This year’s Doctor Who Christmas special may be departing showrunner Steven Moffat’s swansong but it will be his replacement Chris Chibnall who has the last word…

Moffat has elected to pass the baton in the same way that his predecessor Russell T Davies did to him by giving Chibnall the honour of writing the first piece of dialogue to come out of the mouth of his as-yet-unnamed new Doctor, who will appear when 13th Doctor Peter Capaldi regenerates at the end of the episode.

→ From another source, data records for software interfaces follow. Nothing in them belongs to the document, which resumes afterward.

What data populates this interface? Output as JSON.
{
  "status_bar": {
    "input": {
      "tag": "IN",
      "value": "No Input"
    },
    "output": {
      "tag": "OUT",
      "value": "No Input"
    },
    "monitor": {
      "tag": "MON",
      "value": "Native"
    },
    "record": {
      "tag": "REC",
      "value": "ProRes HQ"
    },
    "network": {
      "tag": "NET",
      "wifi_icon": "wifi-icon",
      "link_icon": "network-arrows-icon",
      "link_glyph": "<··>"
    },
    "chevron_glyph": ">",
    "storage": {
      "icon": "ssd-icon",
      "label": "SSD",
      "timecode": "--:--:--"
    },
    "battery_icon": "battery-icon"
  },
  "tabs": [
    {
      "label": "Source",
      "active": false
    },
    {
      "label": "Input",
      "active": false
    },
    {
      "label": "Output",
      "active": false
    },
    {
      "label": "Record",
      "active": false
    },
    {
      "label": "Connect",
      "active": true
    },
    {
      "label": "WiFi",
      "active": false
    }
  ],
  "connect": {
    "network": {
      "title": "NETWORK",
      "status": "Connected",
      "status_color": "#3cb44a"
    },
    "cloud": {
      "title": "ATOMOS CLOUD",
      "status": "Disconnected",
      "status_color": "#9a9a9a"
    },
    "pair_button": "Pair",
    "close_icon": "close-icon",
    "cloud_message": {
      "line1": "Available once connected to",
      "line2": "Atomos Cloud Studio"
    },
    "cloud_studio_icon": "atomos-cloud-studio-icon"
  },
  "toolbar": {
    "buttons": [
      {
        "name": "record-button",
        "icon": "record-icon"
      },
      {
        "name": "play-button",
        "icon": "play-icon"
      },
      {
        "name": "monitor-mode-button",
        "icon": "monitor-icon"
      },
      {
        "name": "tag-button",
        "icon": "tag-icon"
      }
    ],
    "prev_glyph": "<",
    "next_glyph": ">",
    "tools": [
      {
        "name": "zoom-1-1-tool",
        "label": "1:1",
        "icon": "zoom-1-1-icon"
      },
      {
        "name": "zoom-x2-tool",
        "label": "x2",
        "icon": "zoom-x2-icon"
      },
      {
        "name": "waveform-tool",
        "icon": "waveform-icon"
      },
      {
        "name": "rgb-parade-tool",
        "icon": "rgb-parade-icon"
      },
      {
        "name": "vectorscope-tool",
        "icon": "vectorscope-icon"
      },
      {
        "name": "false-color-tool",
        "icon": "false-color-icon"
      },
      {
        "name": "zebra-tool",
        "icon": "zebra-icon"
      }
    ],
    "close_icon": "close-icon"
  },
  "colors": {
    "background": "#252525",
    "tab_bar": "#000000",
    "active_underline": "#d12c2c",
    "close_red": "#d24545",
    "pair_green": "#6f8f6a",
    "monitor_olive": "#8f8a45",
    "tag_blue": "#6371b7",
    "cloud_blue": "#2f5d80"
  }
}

“I haven’t completely planned it, but I quite like the insanity of the fact this is a job you quit two pages before you type ‘End Titles’,” Moffat told Empire magazine.

Davies extended the same courtesy when he exited the show together with Tenth Doctor David Tennant, letting incoming showrunner Moffat pen Eleventh Doctor Matt Smith’s first words, which concluded Davies and Tennant’s final episode.

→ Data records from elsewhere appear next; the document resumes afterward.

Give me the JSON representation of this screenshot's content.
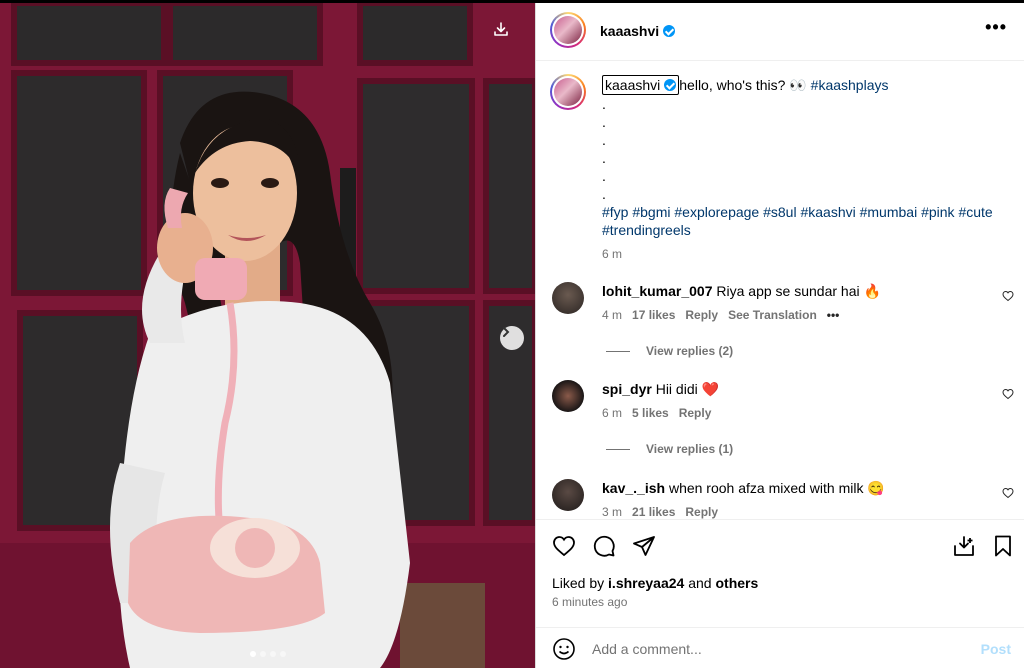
{
  "post": {
    "username": "kaaashvi",
    "more_label": "•••"
  },
  "caption": {
    "username": "kaaashvi",
    "text": "hello, who's this? 👀",
    "hashtag_main": "#kaashplays",
    "dots": [
      ".",
      ".",
      ".",
      ".",
      ".",
      "."
    ],
    "hashtags": "#fyp #bgmi #explorepage #s8ul #kaashvi #mumbai #pink #cute #trendingreels",
    "time": "6 m"
  },
  "comments": [
    {
      "username": "lohit_kumar_007",
      "text": "Riya app se sundar hai 🔥",
      "time": "4 m",
      "likes": "17 likes",
      "reply": "Reply",
      "translation": "See Translation",
      "more": "•••",
      "view_replies": "View replies (2)"
    },
    {
      "username": "spi_dyr",
      "text": "Hii didi ❤️",
      "time": "6 m",
      "likes": "5 likes",
      "reply": "Reply",
      "view_replies": "View replies (1)"
    },
    {
      "username": "kav_._ish",
      "text": "when rooh afza mixed with milk 😋",
      "time": "3 m",
      "likes": "21 likes",
      "reply": "Reply"
    }
  ],
  "likes": {
    "prefix": "Liked by",
    "user": "i.shreyaa24",
    "and": "and",
    "others": "others",
    "ago": "6 minutes ago"
  },
  "add_comment": {
    "placeholder": "Add a comment...",
    "post_label": "Post"
  },
  "carousel": {
    "total_slides": 4,
    "active_slide": 1
  },
  "colors": {
    "link": "#00376b",
    "muted": "#737373",
    "verified": "#0095f6",
    "post_disabled": "#b2dffc"
  }
}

“Legs, I’ve still got legs. Good. Arms, hands. Ooh, fingers, lots of fingers. Ears, yes. Eyes, two. Nose, I’ve had worse. Chin, blimey. Hair, I’m a girl! No, no, I’m not a girl. And still not ginger! And there’s something else… something important… I’m, I’m, I’m — (loud explosion) ha! Crashing! Ha, ha! Whoo-hoo-hoo! Geronimo!”

And despite a new writer putting words in his mouth, Moffat insists that very little changes about the Doctor beyond his outward appearance: “The Doctor doesn’t go anywhere. He gets a new face and that’s all that happens.”


In an interview with Empire, Peter said he was torn about the decision but felt he needed to leave to keep the programme fresh.

“But Doctor Who is weird because I love it so much. Part of me enjoys doing the same thing, while part of me wants different challenges.”

The Scottish star explained that playing one role for a sustained period of time was unusual for him and he knew as soon as he started he would have to leave at some point.

“The terrible thing is, the moment you get the job, you know you’re going to have to leave it,” Peter continued. “That might just be part of my doomy, melancholic nature, but as soon as I became the Doctor I immediately propelled my mind to this spot.

“But that’s fine. I’ve never really done anything for three or four years – it’s not my style.”

“That’s one of the reasons I’m leaving,” he said. “Because with this volume of work, it’s hard to constantly be searching for new ways of doing things.